The Declaration of Independence
Fall, 2005

Tuesday Mornings, 9:30-11:30 a.m. 


I. Introduction and Overview

    A. Colonization and Development

    B. The British Empire and the British Constitution

    C. "American" Institutions and the British Constitution

II. The Historical and Political Context     

     A. The World in 1776

     B. The Movement toward Independence

III. The Philosophical and Ideological Context

      A. The Renaissance and the Enlightenment

      B. Natural Law Political Theory: Thomas Hobbes (1588-1679) and John Locke (1632-1704)

      C. The French Connection

      D. Thomas Paine's Common Sense

IV. The Declaration: Composition and Analysis

      A. The Continental Congress and Independence

      B. Thomas Jefferson and the Committee

      C. The Logic and the Rhetoric of the Declaration

V. Analysis (Continued)

    A. Who is Independent: the People, the States, or the United States?

    B. Pragmatic Revolution and Pragmatic Rebellion

VI. The Impact and Legacy of the Declatation

      A. On the United States

      B. On the World



Historic Documents of the United States (Georgia Tech)

Reading of the Declaration (NPR Staff, July, 2005)

The Declaration of Independence Home Page (Duke University)

Text of the Declaration (also Background and Discussion)

Declaration of Independence (Avalon Project)

Text of the Declaration (with Signers)

The Declaration of Independence (

Declaration of Independence: A History (National Archives)

Virginia Declaration of Rights (1776) (National Archives)

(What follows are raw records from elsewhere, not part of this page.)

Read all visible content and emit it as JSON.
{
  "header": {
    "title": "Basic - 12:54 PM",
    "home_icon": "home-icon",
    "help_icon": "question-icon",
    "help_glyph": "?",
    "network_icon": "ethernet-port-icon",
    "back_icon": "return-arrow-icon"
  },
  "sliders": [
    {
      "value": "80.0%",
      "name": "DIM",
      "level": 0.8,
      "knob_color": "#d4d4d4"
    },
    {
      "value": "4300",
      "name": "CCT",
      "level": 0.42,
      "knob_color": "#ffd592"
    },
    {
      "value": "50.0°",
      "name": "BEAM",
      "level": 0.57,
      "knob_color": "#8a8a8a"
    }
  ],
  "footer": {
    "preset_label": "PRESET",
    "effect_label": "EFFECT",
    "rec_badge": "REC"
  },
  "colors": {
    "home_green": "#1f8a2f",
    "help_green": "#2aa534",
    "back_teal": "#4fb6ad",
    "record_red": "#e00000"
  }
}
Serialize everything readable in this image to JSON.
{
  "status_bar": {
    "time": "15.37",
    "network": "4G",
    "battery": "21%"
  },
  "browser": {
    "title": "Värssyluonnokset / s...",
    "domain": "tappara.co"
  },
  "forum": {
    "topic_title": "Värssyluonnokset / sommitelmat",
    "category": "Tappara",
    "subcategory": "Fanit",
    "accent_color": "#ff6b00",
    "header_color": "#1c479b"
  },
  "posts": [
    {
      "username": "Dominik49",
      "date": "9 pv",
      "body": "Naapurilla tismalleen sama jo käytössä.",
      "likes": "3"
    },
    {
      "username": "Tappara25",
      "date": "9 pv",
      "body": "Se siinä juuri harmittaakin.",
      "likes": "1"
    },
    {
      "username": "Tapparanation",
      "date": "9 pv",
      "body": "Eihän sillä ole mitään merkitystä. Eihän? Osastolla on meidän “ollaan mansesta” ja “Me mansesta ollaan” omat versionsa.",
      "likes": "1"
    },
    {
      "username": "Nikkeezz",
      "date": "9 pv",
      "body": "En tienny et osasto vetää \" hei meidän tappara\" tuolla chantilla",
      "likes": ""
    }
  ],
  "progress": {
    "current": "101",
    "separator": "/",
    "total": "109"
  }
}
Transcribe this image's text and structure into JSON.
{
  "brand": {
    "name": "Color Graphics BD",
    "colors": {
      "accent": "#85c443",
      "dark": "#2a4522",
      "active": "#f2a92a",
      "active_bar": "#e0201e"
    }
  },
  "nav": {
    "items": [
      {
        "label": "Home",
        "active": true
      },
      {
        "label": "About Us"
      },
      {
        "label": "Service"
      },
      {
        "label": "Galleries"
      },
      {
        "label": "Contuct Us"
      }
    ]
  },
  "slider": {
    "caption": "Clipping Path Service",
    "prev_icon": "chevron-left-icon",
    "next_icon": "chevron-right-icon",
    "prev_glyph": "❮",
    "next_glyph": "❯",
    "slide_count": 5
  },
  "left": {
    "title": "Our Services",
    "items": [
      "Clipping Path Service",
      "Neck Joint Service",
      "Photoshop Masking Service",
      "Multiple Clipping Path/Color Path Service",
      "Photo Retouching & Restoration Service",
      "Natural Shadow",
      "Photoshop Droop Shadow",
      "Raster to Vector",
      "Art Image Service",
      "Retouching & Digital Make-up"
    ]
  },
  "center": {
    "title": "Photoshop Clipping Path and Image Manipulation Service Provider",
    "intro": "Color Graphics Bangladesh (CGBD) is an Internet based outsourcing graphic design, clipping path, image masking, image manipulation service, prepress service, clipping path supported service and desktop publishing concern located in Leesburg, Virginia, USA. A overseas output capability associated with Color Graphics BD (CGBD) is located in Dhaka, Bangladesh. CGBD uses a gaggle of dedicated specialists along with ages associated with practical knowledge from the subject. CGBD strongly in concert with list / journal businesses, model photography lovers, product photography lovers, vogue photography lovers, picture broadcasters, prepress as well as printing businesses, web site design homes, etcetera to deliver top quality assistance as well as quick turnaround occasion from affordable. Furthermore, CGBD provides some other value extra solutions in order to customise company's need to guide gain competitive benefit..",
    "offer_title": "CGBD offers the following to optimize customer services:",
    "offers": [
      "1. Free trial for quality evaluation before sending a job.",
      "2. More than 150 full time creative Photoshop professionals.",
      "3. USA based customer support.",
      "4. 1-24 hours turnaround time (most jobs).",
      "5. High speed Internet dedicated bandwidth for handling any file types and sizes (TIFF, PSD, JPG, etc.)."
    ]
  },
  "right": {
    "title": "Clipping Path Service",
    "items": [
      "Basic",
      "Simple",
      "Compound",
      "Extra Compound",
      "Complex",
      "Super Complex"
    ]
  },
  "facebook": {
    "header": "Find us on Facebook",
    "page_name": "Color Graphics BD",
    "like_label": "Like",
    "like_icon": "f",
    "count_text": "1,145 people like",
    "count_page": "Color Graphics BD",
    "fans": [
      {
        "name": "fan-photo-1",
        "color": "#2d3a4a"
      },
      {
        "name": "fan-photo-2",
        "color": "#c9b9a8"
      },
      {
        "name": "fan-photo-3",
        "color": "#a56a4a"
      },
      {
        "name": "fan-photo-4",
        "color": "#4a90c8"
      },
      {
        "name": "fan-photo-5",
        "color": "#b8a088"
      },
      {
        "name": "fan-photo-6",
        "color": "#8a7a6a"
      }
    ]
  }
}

Carl L. Becker, The Declaration of Independence: A Study on the History of Political Ideas (1922) (Liberty Fund)

Thomas Paine, Common Sense (1776)

Timeline - Chronology of Events